The following bit of rambling writing grew out of a poem that grew out of a CNN tweet of an article about the biggest ever black hole that has been discovered so far: "Astronomers have found the fastest-growing black hole ever seen in the universe. " I am not a science person, but there are two topics that I have always been interested in- the first being evolution and the second being space. One reason for that would be my parents. My first non-fi…

Maps and Bridges

The mountains recede into the folds of memory, the snow disappears beyond nameless roads forking and the world flattens out into ceaseless ordinariness- acres and acres of plains sans mystery or beauty or movement, and we are moving away, encased in this marvel of modern technology, this miracle of glass and metal and comfort rushing on towards an inevitable end. We drift away from ourselves. Yet somewhere still in the world the ghost of a forgotten ocean raises its soul upward as buried past overreaches towards heaven. And one day, that churning unseen ghost life will topple the earth.

Happy moments fall flickering lightly like wondrous soap bubbles, sparkling, weightless, innocent.

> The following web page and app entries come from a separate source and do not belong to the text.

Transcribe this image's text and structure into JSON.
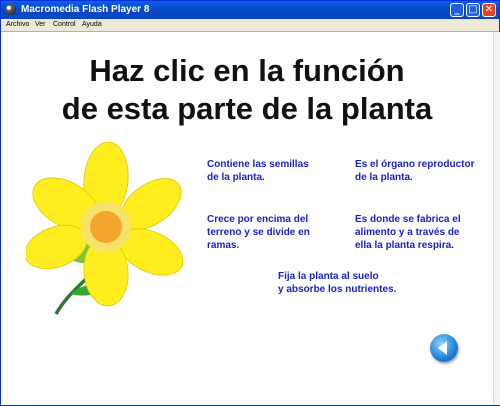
{
  "window": {
    "title": "Macromedia Flash Player 8",
    "controls": {
      "minimize": "_",
      "maximize": "□",
      "close": "✕"
    }
  },
  "menu": [
    "Archivo",
    "Ver",
    "Control",
    "Ayuda"
  ],
  "heading": {
    "line1": "Haz clic en la función",
    "line2": "de esta parte de la planta"
  },
  "options": [
    {
      "lines": [
        "Contiene las semillas",
        "de la planta."
      ]
    },
    {
      "lines": [
        "Es el órgano reproductor",
        "de la planta."
      ]
    },
    {
      "lines": [
        "Crece por encima del",
        "terreno y se divide en",
        "ramas."
      ]
    },
    {
      "lines": [
        "Es donde  se fabrica el",
        "alimento y a través de",
        "ella la planta respira."
      ]
    },
    {
      "lines": [
        "Fija la planta al suelo",
        "y absorbe los nutrientes."
      ]
    }
  ],
  "icons": {
    "app": "flash-player-icon",
    "back": "back-arrow-icon",
    "illustration": "flower-illustration"
  },
  "colors": {
    "title_bar": "#0747c6",
    "option_text": "#1a22c8",
    "petals": "#ffee1f",
    "center": "#f4a52e",
    "stem": "#2c7a2c",
    "back_button": "#1e7fd8"
  }
}
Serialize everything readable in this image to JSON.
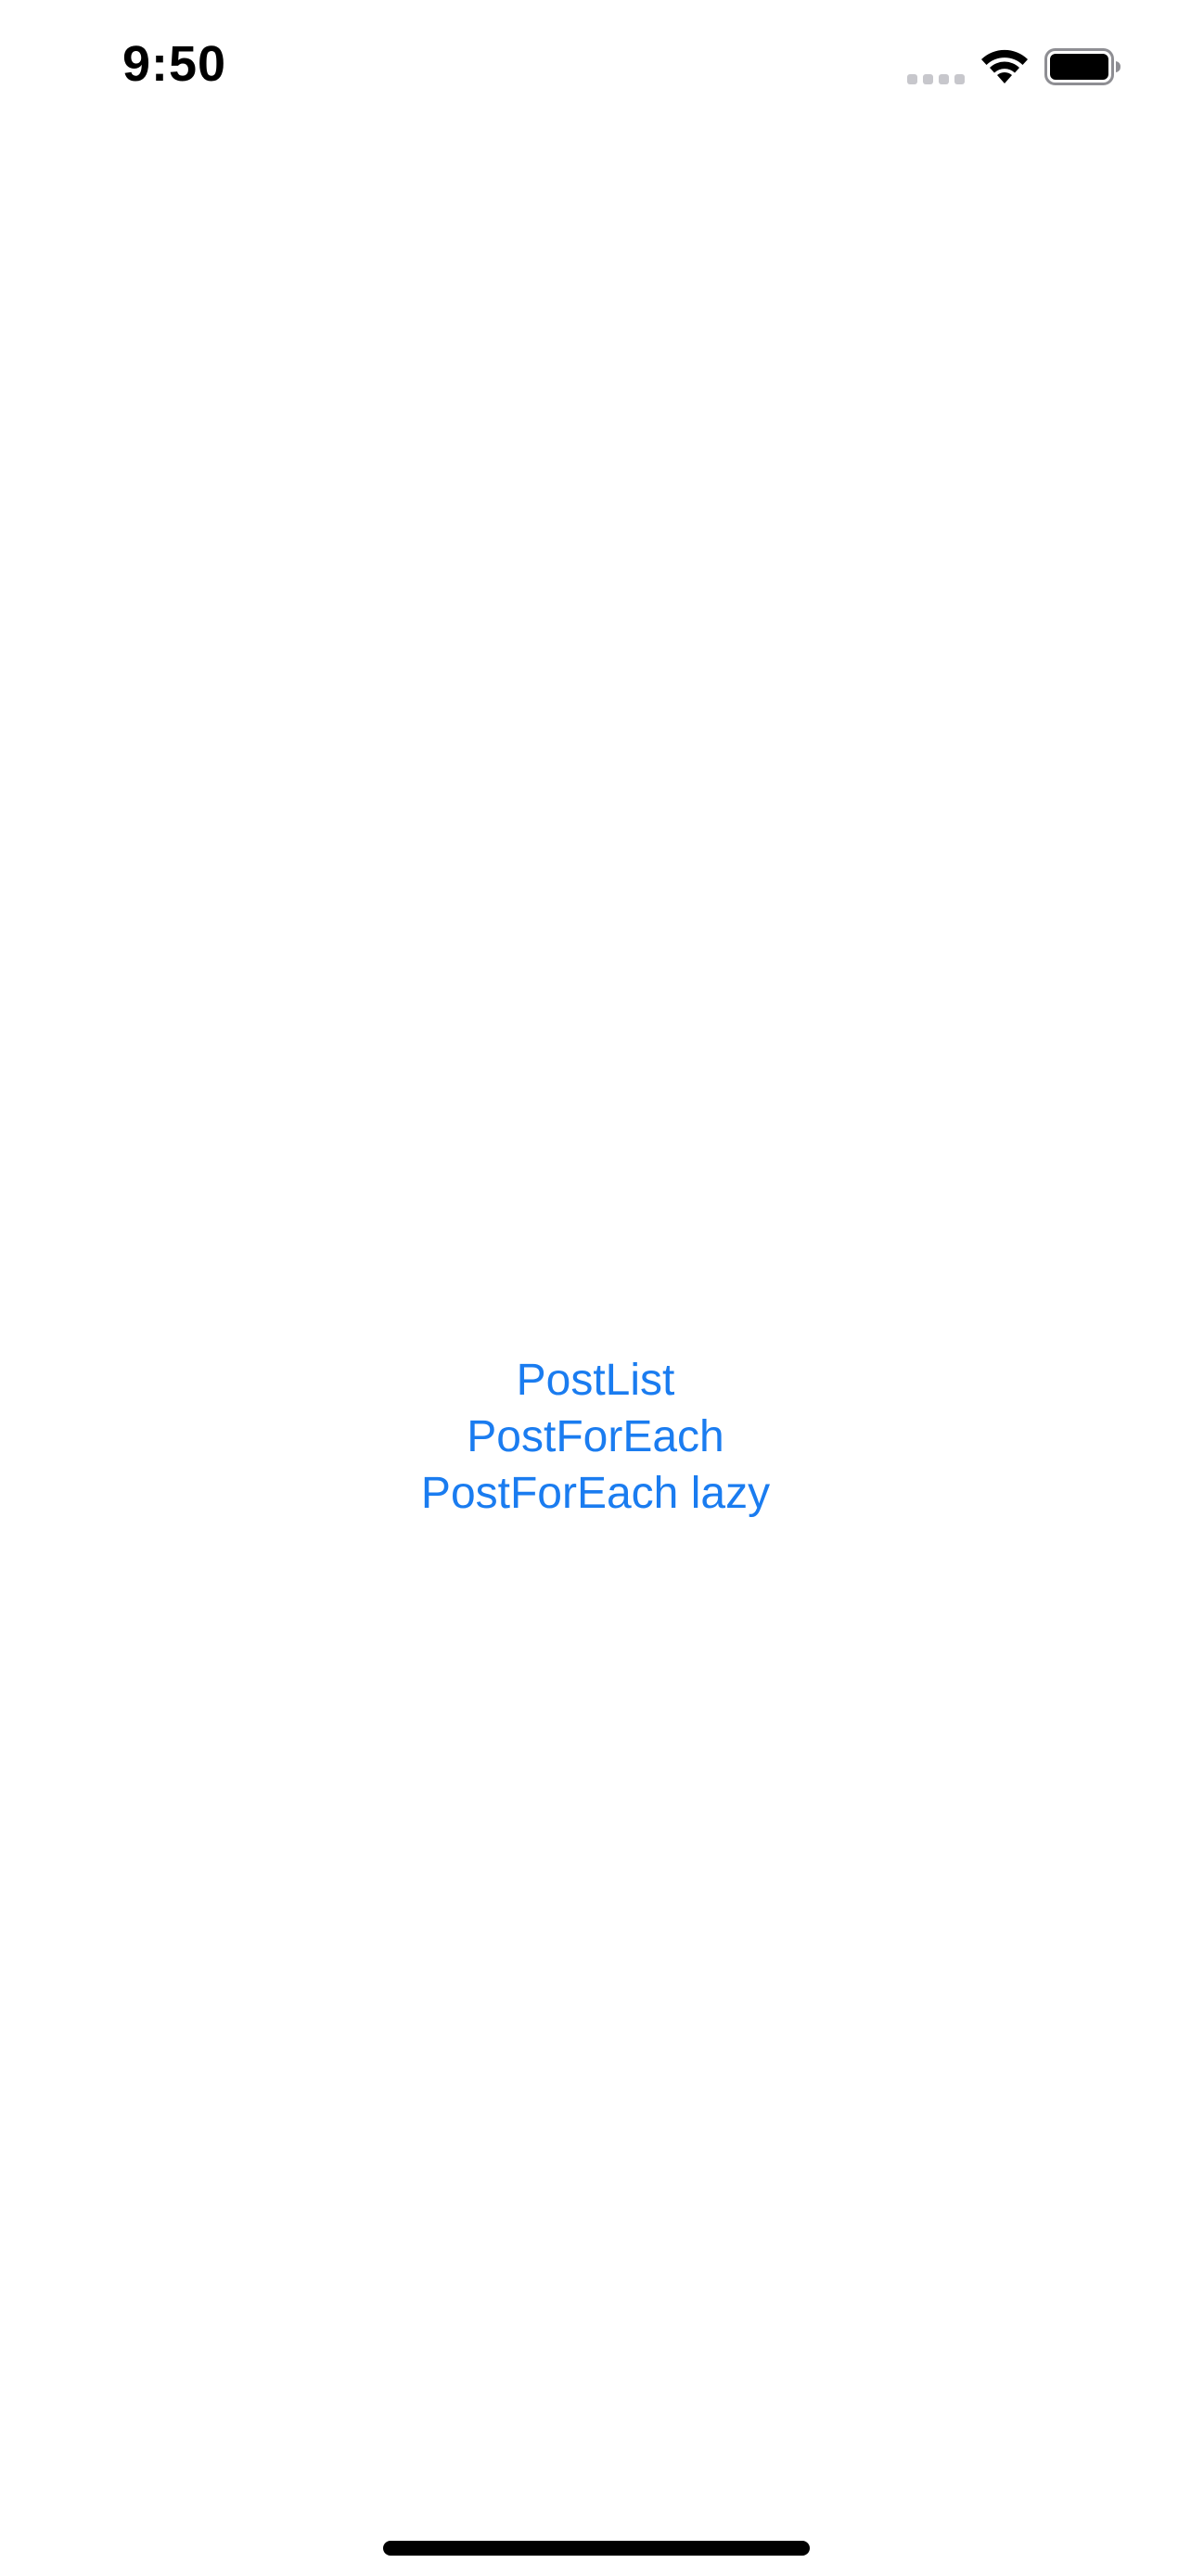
{
  "status_bar": {
    "time": "9:50",
    "signal_icon": "cellular-signal-icon",
    "wifi_icon": "wifi-icon",
    "battery_icon": "battery-icon"
  },
  "links": [
    {
      "label": "PostList"
    },
    {
      "label": "PostForEach"
    },
    {
      "label": "PostForEach lazy"
    }
  ],
  "colors": {
    "link": "#1a7cf0",
    "text": "#000000",
    "background": "#ffffff",
    "signal_inactive": "#c7c7cc"
  }
}
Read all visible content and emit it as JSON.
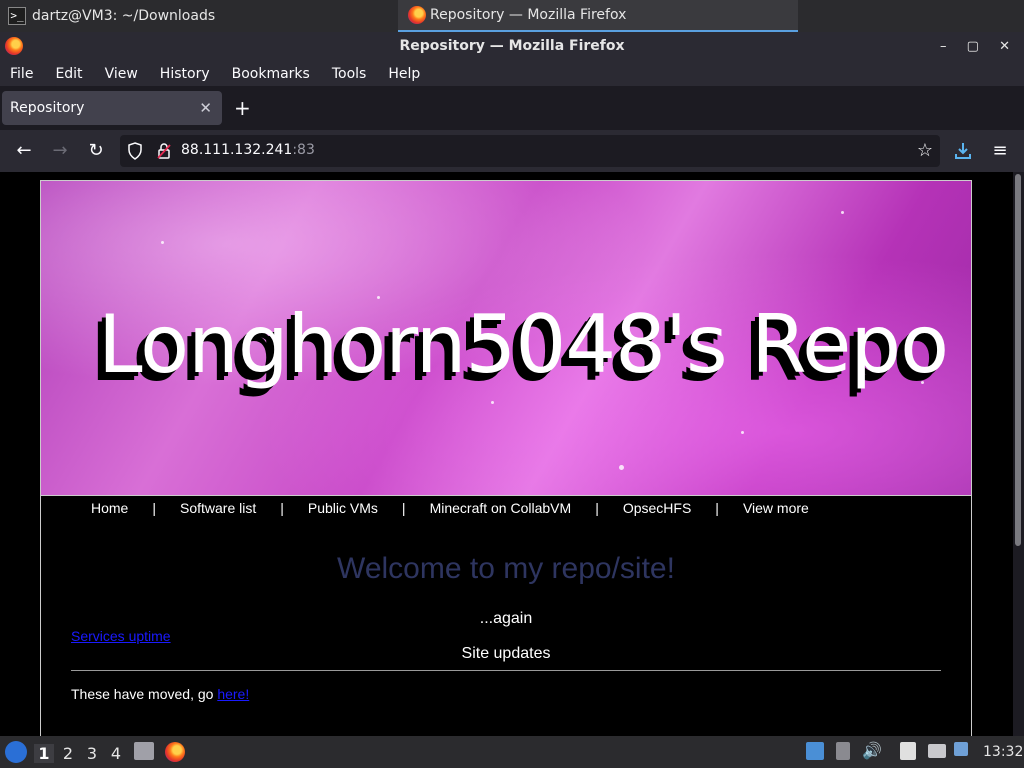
{
  "wm": {
    "terminal_title": "dartz@VM3: ~/Downloads",
    "firefox_title": "Repository — Mozilla Firefox"
  },
  "firefox": {
    "window_title": "Repository — Mozilla Firefox",
    "window_controls": "– ▢ ✕",
    "menu": [
      "File",
      "Edit",
      "View",
      "History",
      "Bookmarks",
      "Tools",
      "Help"
    ],
    "tab_title": "Repository",
    "url_host": "88.111.132.241",
    "url_port": ":83"
  },
  "site": {
    "banner_title": "Longhorn5048's Repo",
    "nav": [
      "Home",
      "Software list",
      "Public VMs",
      "Minecraft on CollabVM",
      "OpsecHFS",
      "View more"
    ],
    "nav_separator": "|",
    "welcome": "Welcome to my repo/site!",
    "again": "...again",
    "services_link": "Services uptime",
    "site_updates": "Site updates",
    "moved_text": "These have moved, go ",
    "moved_link": "here!"
  },
  "taskbar": {
    "workspaces": [
      "1",
      "2",
      "3",
      "4"
    ],
    "active_workspace": "1",
    "clock": "13:32"
  },
  "colors": {
    "welcome": "#2e3560",
    "link": "#1a1aff",
    "banner": "#c84bc8"
  }
}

But then the heavy air of life touches them- with all its needs for data and details and precision, the lightest touch from the expanses of the flat lands, and the brief refracting looking glass is gone, leaving you with chores, lists and deadlines. But then you pick up the straw-pipes again, and that litt…

Faded Pictures/ Songs and Sounds

If you know me on social media - Instagram or Facebook , you probably know I've had a busy, eventful April. And the reason is NaPoWriMo - National Poetry Writing Month. I guess they should start calling these things 'international' or 'global' (I mean I do think GloNoWriMo sounds just as catchy and will roll off the tongue just as easily come November,) but a hashtag is difficult to get rid off, and perhaps it's not really such a bad thing if all it takes is poetry or fiction to bring Lennon's dream come true, even if it's only for one month in the year. But I digress. The point is, I participated in NaPoWriMo and I had no idea, no prior plans to do it. I just fell into it. I saw a friend posting poems for weekly prompts by someone called The Airplane Poetry Movement, loved their poems so much that I joined up, and then I found out it was April so it was going to be daily rather than weekly prompts. And I somehow managed to finish the challenge. I'…